GARCES: Well, we would also do a great quinoa soup, which actually was a chowder in the locro family, which, a locro is a Ecuadorean potato and milk chowder. And our version would have a lot of aromatic vegetables, cooked quinoa, achiote or annatto paste, fresh corn kernels as well, a touch of cream and then maybe some bacon gratin, bacon bits or bacon lardons we would put on there as well.

BLOCK: It sounds rich, but also really, really good.

GARCES: Absolutely.

BLOCK: You have a recipe for something to drink that sounds wonderful.

GARCES: Yeah. I think in the season it gets a little chilly, and we really like sangria as a family. It's just a great festive cocktail. It's Spanish-inspired and we do a spiced cranberry and dried red chile sangria with some spices, anise and clove. I like to use a Rose Tempranillo, some ruby red port, a little Torres Gran orange liqueur or Cointreau, and cranberry juice. And it's just - if you let that marinate just the right amount of time, it gives your party a great festive feel.

BLOCK: I guess you could do it nonalcoholic.

GARCES: You could do it nonalcoholic as well. You know, I hadn't thought about it...


BLOCK: But now you will.

GARCES: Yes, absolutely.

BLOCK: Well, Mr. Garces, cheers. Happy Thanksgiving.

GARCES: Cheers. Happy Thanksgiving to you. Thanks for having me on.

BLOCK: Chef Jose Garces, author of the cookbook "The Latin Road Home." We've posted his recipes on our food blog, The Salt, where you can also find Thanksgiving suggestions from Alton Brown and Debbie Lee.

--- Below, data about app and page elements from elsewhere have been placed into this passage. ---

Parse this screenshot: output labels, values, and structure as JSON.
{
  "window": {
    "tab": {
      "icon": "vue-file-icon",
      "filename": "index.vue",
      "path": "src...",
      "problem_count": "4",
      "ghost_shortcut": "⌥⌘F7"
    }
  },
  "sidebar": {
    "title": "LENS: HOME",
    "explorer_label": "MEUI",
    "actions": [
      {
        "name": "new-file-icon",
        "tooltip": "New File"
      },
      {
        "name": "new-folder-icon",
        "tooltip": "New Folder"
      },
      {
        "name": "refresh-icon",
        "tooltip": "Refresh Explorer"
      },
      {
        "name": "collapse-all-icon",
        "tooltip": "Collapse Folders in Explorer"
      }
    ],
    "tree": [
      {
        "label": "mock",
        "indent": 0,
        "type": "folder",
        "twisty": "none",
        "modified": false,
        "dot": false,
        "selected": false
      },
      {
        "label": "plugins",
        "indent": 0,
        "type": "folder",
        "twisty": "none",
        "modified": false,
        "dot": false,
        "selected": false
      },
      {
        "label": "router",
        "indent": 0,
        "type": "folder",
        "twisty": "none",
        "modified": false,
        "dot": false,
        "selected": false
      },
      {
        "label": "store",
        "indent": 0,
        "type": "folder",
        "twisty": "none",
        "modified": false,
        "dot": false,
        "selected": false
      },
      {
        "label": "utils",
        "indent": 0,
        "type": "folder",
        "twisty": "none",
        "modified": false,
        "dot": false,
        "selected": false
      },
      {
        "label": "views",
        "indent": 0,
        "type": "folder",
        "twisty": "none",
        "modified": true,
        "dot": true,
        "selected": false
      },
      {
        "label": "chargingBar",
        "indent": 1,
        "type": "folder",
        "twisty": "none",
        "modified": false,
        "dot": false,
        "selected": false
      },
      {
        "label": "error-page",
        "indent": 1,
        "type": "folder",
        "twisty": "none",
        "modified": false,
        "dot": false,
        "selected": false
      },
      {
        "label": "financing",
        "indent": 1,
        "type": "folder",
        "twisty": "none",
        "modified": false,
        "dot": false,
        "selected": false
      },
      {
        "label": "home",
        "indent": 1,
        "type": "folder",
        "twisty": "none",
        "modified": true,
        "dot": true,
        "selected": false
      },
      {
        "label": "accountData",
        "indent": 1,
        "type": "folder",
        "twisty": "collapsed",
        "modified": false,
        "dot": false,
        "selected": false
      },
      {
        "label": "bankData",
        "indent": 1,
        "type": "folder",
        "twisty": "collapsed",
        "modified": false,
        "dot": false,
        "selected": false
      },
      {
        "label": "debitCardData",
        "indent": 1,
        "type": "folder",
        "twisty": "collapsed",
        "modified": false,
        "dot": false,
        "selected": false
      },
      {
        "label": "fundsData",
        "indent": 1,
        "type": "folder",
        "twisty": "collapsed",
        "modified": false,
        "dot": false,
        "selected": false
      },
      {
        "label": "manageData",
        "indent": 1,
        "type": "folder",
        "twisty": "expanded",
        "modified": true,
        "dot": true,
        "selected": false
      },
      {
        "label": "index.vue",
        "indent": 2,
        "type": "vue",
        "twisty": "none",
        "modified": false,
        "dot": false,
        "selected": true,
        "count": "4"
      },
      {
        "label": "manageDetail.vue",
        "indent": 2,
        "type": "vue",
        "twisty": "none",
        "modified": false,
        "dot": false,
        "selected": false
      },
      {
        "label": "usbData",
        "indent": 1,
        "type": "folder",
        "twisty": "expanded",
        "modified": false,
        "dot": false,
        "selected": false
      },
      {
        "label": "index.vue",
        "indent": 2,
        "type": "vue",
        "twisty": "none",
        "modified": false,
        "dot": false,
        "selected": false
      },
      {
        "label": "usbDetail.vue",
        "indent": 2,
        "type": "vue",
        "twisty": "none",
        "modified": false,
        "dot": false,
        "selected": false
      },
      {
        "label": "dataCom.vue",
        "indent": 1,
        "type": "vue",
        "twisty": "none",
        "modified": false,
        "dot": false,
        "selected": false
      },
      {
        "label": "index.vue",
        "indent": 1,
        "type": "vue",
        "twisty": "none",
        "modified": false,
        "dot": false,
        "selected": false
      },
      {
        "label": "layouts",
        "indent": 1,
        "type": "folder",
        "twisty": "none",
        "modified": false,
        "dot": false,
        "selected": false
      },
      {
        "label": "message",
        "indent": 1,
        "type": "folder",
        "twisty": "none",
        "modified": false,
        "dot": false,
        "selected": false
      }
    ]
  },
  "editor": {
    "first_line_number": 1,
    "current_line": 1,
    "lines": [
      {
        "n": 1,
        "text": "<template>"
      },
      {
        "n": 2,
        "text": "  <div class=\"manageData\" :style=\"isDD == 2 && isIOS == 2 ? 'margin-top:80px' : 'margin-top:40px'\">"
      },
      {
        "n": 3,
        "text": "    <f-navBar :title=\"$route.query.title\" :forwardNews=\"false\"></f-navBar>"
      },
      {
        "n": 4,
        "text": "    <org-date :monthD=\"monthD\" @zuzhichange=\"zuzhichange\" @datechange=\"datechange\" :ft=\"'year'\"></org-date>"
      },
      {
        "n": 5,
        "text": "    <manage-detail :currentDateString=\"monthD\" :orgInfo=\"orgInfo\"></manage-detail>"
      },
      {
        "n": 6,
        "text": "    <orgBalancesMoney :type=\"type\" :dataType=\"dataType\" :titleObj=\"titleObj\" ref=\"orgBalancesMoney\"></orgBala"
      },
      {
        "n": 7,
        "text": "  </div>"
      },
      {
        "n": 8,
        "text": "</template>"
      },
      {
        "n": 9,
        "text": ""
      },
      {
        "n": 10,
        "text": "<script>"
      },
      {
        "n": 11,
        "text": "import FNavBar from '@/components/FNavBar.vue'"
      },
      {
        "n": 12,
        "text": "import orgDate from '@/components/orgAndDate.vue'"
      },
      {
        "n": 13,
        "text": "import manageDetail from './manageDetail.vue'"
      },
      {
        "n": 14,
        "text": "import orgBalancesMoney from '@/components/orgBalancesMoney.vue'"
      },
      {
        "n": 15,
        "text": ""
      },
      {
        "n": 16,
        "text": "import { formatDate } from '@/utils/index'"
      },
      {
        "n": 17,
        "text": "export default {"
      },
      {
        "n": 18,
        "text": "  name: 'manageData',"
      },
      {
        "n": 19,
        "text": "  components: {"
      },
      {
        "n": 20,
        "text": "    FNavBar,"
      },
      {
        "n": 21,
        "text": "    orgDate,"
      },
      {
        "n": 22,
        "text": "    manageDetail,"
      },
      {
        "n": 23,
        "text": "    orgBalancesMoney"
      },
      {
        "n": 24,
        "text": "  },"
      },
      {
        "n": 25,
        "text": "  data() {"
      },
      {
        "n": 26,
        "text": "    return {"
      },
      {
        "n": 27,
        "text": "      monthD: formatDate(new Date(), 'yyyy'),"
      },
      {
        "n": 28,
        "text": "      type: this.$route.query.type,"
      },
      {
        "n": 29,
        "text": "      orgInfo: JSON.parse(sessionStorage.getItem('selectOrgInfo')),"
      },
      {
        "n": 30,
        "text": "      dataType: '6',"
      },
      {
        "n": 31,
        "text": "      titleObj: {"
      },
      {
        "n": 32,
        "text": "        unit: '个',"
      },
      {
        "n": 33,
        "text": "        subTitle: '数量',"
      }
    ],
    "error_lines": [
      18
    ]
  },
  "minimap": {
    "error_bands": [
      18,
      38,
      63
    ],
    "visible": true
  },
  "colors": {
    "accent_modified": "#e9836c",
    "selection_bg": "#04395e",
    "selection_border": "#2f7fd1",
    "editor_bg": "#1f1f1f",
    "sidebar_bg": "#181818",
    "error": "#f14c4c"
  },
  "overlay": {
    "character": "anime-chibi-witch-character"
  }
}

(SOUNDBITE OF MUSIC) Transcript provided by NPR, Copyright NPR.